[Description of the task]:
Tally every line of the records below that includes "your", and reply with the total alone.

[Data for the task]:
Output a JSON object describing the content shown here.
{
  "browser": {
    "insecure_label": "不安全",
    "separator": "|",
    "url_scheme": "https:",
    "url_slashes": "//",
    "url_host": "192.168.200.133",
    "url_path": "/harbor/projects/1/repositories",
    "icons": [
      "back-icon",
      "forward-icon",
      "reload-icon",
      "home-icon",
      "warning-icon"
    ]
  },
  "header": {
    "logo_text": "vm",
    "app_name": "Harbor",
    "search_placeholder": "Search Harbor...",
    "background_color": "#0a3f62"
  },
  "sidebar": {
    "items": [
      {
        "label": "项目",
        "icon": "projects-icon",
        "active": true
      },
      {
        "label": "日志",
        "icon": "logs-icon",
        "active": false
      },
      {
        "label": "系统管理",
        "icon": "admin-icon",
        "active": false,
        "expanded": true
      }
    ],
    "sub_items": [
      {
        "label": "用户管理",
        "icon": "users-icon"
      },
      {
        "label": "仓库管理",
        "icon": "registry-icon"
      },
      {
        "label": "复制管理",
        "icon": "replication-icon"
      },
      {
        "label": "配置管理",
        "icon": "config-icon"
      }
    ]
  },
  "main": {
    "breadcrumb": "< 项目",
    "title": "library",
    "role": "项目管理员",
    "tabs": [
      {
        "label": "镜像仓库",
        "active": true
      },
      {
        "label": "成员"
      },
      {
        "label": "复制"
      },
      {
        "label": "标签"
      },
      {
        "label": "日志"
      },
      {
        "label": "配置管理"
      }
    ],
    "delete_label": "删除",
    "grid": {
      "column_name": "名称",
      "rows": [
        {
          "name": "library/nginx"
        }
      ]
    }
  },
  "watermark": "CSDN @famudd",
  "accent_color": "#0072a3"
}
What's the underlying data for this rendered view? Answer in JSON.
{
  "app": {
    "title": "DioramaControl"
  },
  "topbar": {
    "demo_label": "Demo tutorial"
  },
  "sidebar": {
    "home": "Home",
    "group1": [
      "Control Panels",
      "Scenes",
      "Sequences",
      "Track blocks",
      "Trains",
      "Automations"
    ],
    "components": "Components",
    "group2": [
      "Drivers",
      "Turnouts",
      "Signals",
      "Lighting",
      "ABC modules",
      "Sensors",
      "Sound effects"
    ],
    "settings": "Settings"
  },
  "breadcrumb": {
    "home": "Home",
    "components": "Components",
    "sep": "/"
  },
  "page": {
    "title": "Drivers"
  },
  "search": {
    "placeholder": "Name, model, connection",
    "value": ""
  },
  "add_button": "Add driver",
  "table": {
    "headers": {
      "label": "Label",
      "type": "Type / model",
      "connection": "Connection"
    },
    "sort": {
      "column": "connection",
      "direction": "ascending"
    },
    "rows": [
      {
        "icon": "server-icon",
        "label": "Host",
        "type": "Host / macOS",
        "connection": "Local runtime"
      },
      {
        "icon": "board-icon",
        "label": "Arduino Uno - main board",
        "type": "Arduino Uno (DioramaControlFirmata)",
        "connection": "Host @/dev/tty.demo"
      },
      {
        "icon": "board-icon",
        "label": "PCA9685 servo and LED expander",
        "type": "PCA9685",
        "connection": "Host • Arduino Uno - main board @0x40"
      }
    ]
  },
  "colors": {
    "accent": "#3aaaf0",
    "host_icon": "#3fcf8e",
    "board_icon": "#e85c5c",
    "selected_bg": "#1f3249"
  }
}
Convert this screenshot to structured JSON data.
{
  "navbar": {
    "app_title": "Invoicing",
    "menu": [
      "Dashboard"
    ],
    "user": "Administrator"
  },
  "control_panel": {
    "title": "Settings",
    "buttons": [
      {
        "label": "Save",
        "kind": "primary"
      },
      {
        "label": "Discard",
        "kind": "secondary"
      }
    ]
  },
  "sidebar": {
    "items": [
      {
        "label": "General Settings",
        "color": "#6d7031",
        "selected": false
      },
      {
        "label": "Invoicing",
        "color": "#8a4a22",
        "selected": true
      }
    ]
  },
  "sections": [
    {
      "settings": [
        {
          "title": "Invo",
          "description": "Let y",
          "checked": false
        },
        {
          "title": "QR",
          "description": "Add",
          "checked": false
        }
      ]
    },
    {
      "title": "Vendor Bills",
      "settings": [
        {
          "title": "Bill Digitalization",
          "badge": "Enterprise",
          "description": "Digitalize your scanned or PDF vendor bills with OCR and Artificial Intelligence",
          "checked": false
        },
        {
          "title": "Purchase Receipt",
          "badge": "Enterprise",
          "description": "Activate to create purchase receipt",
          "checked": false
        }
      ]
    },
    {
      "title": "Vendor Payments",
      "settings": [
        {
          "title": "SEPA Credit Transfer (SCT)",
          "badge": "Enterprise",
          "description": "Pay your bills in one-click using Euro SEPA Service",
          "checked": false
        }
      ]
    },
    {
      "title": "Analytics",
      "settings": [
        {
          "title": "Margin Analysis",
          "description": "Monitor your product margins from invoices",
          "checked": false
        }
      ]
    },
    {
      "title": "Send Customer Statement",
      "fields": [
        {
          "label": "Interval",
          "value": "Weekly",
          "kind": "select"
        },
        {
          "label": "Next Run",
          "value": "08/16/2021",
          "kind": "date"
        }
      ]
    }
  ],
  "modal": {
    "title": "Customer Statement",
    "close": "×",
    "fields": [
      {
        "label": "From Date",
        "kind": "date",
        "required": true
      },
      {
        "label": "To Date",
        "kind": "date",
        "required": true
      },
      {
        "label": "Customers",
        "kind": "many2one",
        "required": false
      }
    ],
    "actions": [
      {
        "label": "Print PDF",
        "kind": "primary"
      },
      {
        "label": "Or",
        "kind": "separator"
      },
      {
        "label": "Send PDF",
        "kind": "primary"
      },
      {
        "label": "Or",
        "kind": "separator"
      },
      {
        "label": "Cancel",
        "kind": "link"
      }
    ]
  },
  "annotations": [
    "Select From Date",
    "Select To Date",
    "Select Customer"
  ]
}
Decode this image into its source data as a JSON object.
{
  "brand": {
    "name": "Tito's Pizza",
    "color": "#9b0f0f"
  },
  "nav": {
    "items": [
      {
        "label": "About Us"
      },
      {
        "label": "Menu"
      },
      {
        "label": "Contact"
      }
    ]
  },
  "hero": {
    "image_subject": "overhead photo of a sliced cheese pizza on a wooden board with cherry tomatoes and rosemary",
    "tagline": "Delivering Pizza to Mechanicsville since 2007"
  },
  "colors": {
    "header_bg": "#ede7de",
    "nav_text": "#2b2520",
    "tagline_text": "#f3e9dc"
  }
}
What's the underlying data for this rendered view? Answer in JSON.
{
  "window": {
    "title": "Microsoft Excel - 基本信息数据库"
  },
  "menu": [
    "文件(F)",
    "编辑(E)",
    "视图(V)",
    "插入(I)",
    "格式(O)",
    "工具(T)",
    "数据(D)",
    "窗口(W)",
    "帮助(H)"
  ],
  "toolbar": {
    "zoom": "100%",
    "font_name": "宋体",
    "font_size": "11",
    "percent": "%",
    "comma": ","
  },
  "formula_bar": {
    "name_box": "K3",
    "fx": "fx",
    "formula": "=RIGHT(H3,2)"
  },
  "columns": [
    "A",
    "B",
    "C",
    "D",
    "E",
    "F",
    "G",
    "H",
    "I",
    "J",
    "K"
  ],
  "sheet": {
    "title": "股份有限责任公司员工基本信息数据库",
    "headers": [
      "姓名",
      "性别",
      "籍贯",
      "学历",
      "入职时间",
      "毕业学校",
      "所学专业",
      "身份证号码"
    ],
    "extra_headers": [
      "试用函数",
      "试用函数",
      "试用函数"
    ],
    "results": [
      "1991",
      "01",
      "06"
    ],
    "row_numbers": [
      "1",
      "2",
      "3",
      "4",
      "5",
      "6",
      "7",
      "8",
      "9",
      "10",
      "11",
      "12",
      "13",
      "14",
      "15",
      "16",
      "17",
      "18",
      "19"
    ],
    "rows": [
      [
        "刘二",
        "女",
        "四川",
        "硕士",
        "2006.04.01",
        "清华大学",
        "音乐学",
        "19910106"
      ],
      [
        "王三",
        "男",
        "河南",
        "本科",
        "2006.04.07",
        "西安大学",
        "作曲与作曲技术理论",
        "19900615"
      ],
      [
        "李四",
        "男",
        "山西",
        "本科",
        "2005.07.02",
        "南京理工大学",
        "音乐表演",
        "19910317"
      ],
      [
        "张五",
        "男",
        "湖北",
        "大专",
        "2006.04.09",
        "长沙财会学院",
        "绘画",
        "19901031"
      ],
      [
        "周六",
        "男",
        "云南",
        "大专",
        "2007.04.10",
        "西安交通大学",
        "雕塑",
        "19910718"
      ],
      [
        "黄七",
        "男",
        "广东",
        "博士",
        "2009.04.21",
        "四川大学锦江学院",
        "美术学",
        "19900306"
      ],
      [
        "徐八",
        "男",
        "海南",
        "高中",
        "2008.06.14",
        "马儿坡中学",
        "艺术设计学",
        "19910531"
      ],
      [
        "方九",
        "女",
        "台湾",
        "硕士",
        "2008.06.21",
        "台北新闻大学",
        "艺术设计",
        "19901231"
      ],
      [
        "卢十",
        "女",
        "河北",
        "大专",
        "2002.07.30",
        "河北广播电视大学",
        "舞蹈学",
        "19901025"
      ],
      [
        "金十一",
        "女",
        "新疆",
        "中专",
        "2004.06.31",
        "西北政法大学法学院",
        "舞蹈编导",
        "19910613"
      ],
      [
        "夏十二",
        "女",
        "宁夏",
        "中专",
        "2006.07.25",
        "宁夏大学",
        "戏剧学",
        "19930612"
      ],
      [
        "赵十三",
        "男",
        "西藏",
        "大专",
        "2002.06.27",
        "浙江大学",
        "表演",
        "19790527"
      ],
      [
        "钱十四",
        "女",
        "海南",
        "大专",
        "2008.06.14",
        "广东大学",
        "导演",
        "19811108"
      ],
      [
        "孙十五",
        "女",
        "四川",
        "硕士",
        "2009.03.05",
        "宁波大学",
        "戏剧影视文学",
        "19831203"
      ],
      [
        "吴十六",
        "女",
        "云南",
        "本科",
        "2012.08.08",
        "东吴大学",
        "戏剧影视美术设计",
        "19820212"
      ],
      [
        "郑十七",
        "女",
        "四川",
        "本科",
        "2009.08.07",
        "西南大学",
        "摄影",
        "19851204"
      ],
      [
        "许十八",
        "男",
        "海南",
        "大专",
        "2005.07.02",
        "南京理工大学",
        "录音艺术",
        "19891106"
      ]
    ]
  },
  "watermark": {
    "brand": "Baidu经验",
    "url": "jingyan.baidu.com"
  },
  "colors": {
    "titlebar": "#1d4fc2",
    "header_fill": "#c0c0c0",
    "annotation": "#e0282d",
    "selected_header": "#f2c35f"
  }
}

[Final answer]:
3